• **WHAT IS EXPECTED**
Your copy should repeat the data that follows exactly and contain no image.
*** MATERIAL TO PROCESS Section Begins ***
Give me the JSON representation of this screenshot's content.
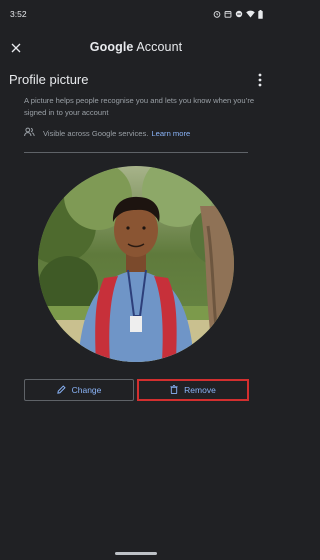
{
  "status_bar": {
    "time": "3:52",
    "icons": [
      "alarm-icon",
      "calendar-icon",
      "dnd-icon",
      "wifi-icon",
      "battery-icon"
    ]
  },
  "app_bar": {
    "close_icon": "close-icon",
    "title_brand": "Google",
    "title_rest": " Account"
  },
  "page": {
    "title": "Profile picture",
    "more_icon": "more-vert-icon",
    "description": "A picture helps people recognise you and lets you know when you’re signed in to your account",
    "visibility_text": "Visible across Google services.",
    "learn_more": "Learn more",
    "visibility_icon": "people-icon"
  },
  "actions": {
    "change_label": "Change",
    "change_icon": "pencil-icon",
    "remove_label": "Remove",
    "remove_icon": "trash-icon"
  },
  "colors": {
    "background": "#202124",
    "accent": "#8ab4f8",
    "highlight": "#d32f2f"
  }
}
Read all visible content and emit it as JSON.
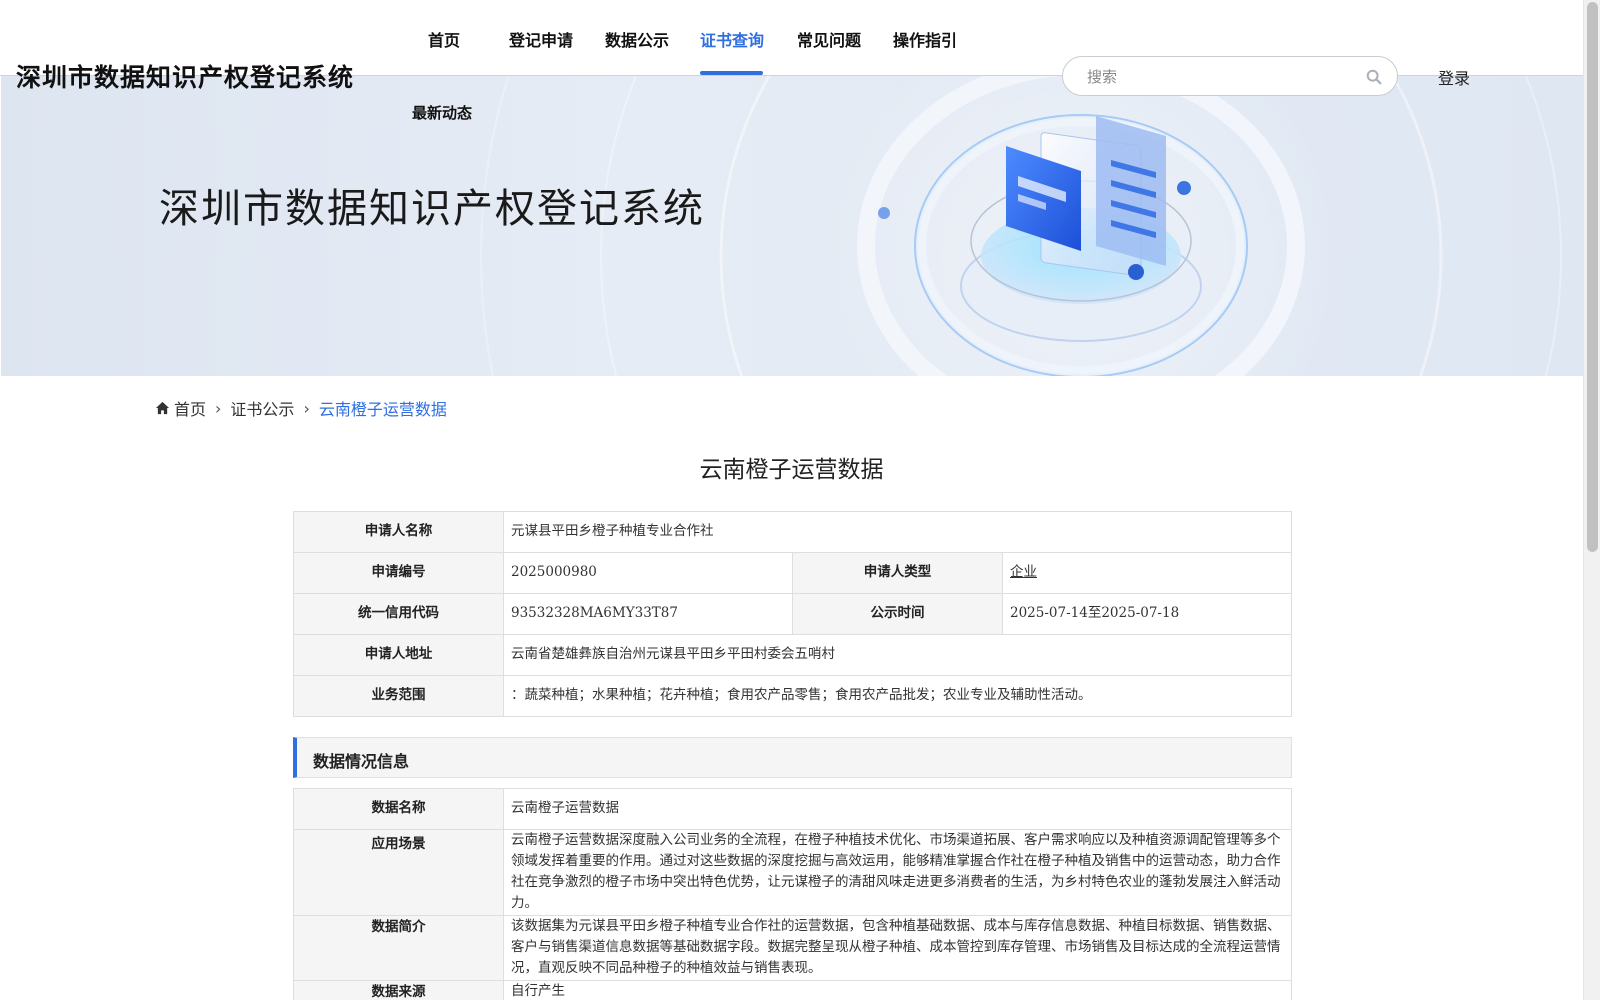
{
  "site_title": "深圳市数据知识产权登记系统",
  "nav": {
    "items": [
      {
        "label": "首页"
      },
      {
        "label": "登记申请"
      },
      {
        "label": "数据公示"
      },
      {
        "label": "证书查询"
      },
      {
        "label": "常见问题"
      },
      {
        "label": "操作指引"
      },
      {
        "label": "最新动态"
      }
    ],
    "active": "证书查询"
  },
  "search": {
    "placeholder": "搜索"
  },
  "login_label": "登录",
  "banner": {
    "title": "深圳市数据知识产权登记系统"
  },
  "breadcrumb": {
    "home": "首页",
    "level1": "证书公示",
    "current": "云南橙子运营数据"
  },
  "page_title": "云南橙子运营数据",
  "applicant": {
    "name_label": "申请人名称",
    "name": "元谋县平田乡橙子种植专业合作社",
    "number_label": "申请编号",
    "number": "2025000980",
    "type_label": "申请人类型",
    "type": "企业",
    "credit_label": "统一信用代码",
    "credit": "93532328MA6MY33T87",
    "publish_label": "公示时间",
    "publish": "2025-07-14至2025-07-18",
    "address_label": "申请人地址",
    "address": "云南省楚雄彝族自治州元谋县平田乡平田村委会五哨村",
    "scope_label": "业务范围",
    "scope": "：蔬菜种植；水果种植；花卉种植；食用农产品零售；食用农产品批发；农业专业及辅助性活动。"
  },
  "section_title": "数据情况信息",
  "data_info": {
    "name_label": "数据名称",
    "name": "云南橙子运营数据",
    "scene_label": "应用场景",
    "scene": "云南橙子运营数据深度融入公司业务的全流程，在橙子种植技术优化、市场渠道拓展、客户需求响应以及种植资源调配管理等多个领域发挥着重要的作用。通过对这些数据的深度挖掘与高效运用，能够精准掌握合作社在橙子种植及销售中的运营动态，助力合作社在竞争激烈的橙子市场中突出特色优势，让元谋橙子的清甜风味走进更多消费者的生活，为乡村特色农业的蓬勃发展注入鲜活动力。",
    "intro_label": "数据简介",
    "intro": "该数据集为元谋县平田乡橙子种植专业合作社的运营数据，包含种植基础数据、成本与库存信息数据、种植目标数据、销售数据、客户与销售渠道信息数据等基础数据字段。数据完整呈现从橙子种植、成本管控到库存管理、市场销售及目标达成的全流程运营情况，直观反映不同品种橙子的种植效益与销售表现。",
    "source_label": "数据来源",
    "source": "自行产生"
  },
  "colors": {
    "accent": "#2f6fe0",
    "label_bg": "#f5f5f5",
    "banner_bg": "#dde5f1"
  }
}
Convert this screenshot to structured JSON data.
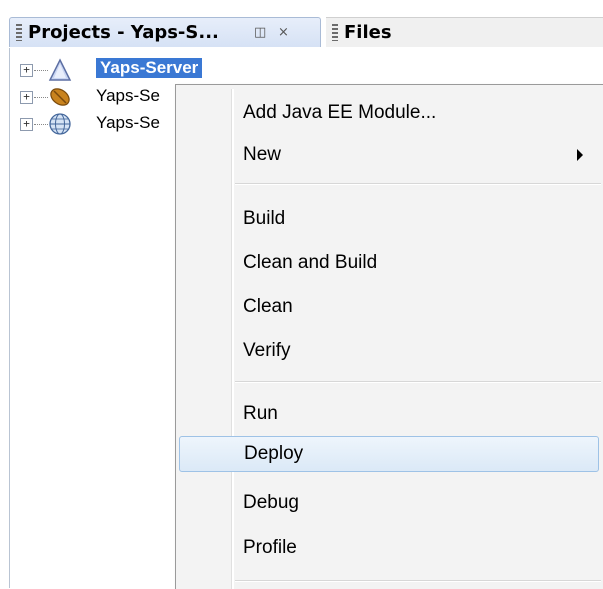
{
  "tabs": {
    "projects_title": "Projects - Yaps-S...",
    "minimize_glyph": "◫",
    "close_glyph": "×",
    "files_title": "Files"
  },
  "tree": {
    "nodes": [
      {
        "label": "Yaps-Server",
        "icon": "enterprise-app-icon",
        "selected": true
      },
      {
        "label": "Yaps-Se",
        "icon": "ejb-module-icon",
        "selected": false
      },
      {
        "label": "Yaps-Se",
        "icon": "web-module-icon",
        "selected": false
      }
    ],
    "expander_glyph": "+"
  },
  "context_menu": {
    "items": [
      {
        "label": "Add Java EE Module..."
      },
      {
        "label": "New",
        "submenu": true
      },
      {
        "label": "Build"
      },
      {
        "label": "Clean and Build"
      },
      {
        "label": "Clean"
      },
      {
        "label": "Verify"
      },
      {
        "label": "Run"
      },
      {
        "label": "Deploy",
        "highlighted": true
      },
      {
        "label": "Debug"
      },
      {
        "label": "Profile"
      }
    ]
  },
  "colors": {
    "selection": "#3a78d4",
    "menu_background": "#f3f3f3",
    "menu_highlight_border": "#9ec2e6"
  }
}
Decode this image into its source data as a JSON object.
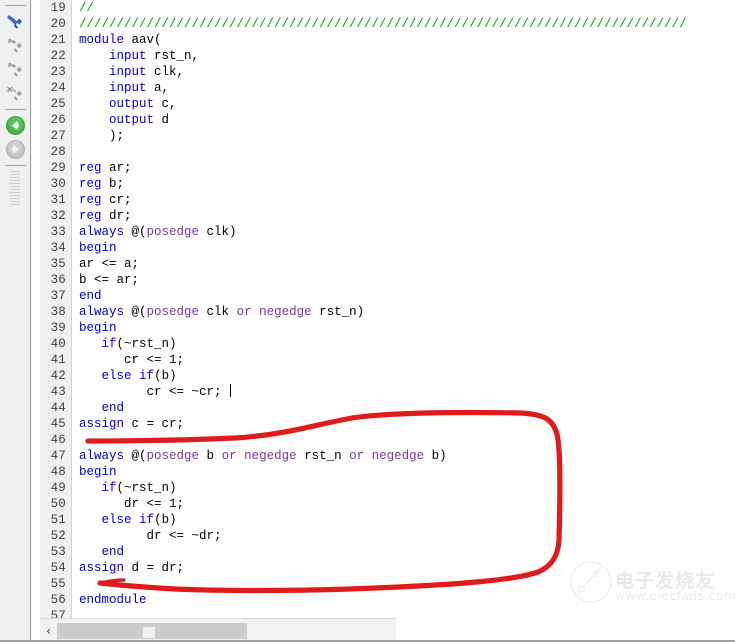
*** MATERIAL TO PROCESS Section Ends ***
• **THE ANSWER**
Give me the JSON representation of this screenshot's content.
{
  "status_bar": {
    "time": "3:52",
    "icons": [
      "alarm-icon",
      "calendar-icon",
      "dnd-icon",
      "wifi-icon",
      "battery-icon"
    ]
  },
  "app_bar": {
    "close_icon": "close-icon",
    "title_brand": "Google",
    "title_rest": " Account"
  },
  "page": {
    "title": "Profile picture",
    "more_icon": "more-vert-icon",
    "description": "A picture helps people recognise you and lets you know when you’re signed in to your account",
    "visibility_text": "Visible across Google services.",
    "learn_more": "Learn more",
    "visibility_icon": "people-icon"
  },
  "actions": {
    "change_label": "Change",
    "change_icon": "pencil-icon",
    "remove_label": "Remove",
    "remove_icon": "trash-icon"
  },
  "colors": {
    "background": "#202124",
    "accent": "#8ab4f8",
    "highlight": "#d32f2f"
  }
}
Read all visible content and emit it as JSON.
{
  "site_title": "深圳市数据知识产权登记系统",
  "nav": {
    "items": [
      {
        "label": "首页"
      },
      {
        "label": "登记申请"
      },
      {
        "label": "数据公示"
      },
      {
        "label": "证书查询"
      },
      {
        "label": "常见问题"
      },
      {
        "label": "操作指引"
      },
      {
        "label": "最新动态"
      }
    ],
    "active": "证书查询"
  },
  "search": {
    "placeholder": "搜索"
  },
  "login_label": "登录",
  "banner": {
    "title": "深圳市数据知识产权登记系统"
  },
  "breadcrumb": {
    "home": "首页",
    "level1": "证书公示",
    "current": "云南橙子运营数据"
  },
  "page_title": "云南橙子运营数据",
  "applicant": {
    "name_label": "申请人名称",
    "name": "元谋县平田乡橙子种植专业合作社",
    "number_label": "申请编号",
    "number": "2025000980",
    "type_label": "申请人类型",
    "type": "企业",
    "credit_label": "统一信用代码",
    "credit": "93532328MA6MY33T87",
    "publish_label": "公示时间",
    "publish": "2025-07-14至2025-07-18",
    "address_label": "申请人地址",
    "address": "云南省楚雄彝族自治州元谋县平田乡平田村委会五哨村",
    "scope_label": "业务范围",
    "scope": "：蔬菜种植；水果种植；花卉种植；食用农产品零售；食用农产品批发；农业专业及辅助性活动。"
  },
  "section_title": "数据情况信息",
  "data_info": {
    "name_label": "数据名称",
    "name": "云南橙子运营数据",
    "scene_label": "应用场景",
    "scene": "云南橙子运营数据深度融入公司业务的全流程，在橙子种植技术优化、市场渠道拓展、客户需求响应以及种植资源调配管理等多个领域发挥着重要的作用。通过对这些数据的深度挖掘与高效运用，能够精准掌握合作社在橙子种植及销售中的运营动态，助力合作社在竞争激烈的橙子市场中突出特色优势，让元谋橙子的清甜风味走进更多消费者的生活，为乡村特色农业的蓬勃发展注入鲜活动力。",
    "intro_label": "数据简介",
    "intro": "该数据集为元谋县平田乡橙子种植专业合作社的运营数据，包含种植基础数据、成本与库存信息数据、种植目标数据、销售数据、客户与销售渠道信息数据等基础数据字段。数据完整呈现从橙子种植、成本管控到库存管理、市场销售及目标达成的全流程运营情况，直观反映不同品种橙子的种植效益与销售表现。",
    "source_label": "数据来源",
    "source": "自行产生"
  },
  "colors": {
    "accent": "#2f6fe0",
    "label_bg": "#f5f5f5",
    "banner_bg": "#dde5f1"
  }
}
Convert this screenshot to structured JSON data.
{
  "tabs": {
    "projects_title": "Projects - Yaps-S...",
    "minimize_glyph": "◫",
    "close_glyph": "×",
    "files_title": "Files"
  },
  "tree": {
    "nodes": [
      {
        "label": "Yaps-Server",
        "icon": "enterprise-app-icon",
        "selected": true
      },
      {
        "label": "Yaps-Se",
        "icon": "ejb-module-icon",
        "selected": false
      },
      {
        "label": "Yaps-Se",
        "icon": "web-module-icon",
        "selected": false
      }
    ],
    "expander_glyph": "+"
  },
  "context_menu": {
    "items": [
      {
        "label": "Add Java EE Module..."
      },
      {
        "label": "New",
        "submenu": true
      },
      {
        "label": "Build"
      },
      {
        "label": "Clean and Build"
      },
      {
        "label": "Clean"
      },
      {
        "label": "Verify"
      },
      {
        "label": "Run"
      },
      {
        "label": "Deploy",
        "highlighted": true
      },
      {
        "label": "Debug"
      },
      {
        "label": "Profile"
      }
    ]
  },
  "colors": {
    "selection": "#3a78d4",
    "menu_background": "#f3f3f3",
    "menu_highlight_border": "#9ec2e6"
  }
}
Decode this image into its source data as a JSON object.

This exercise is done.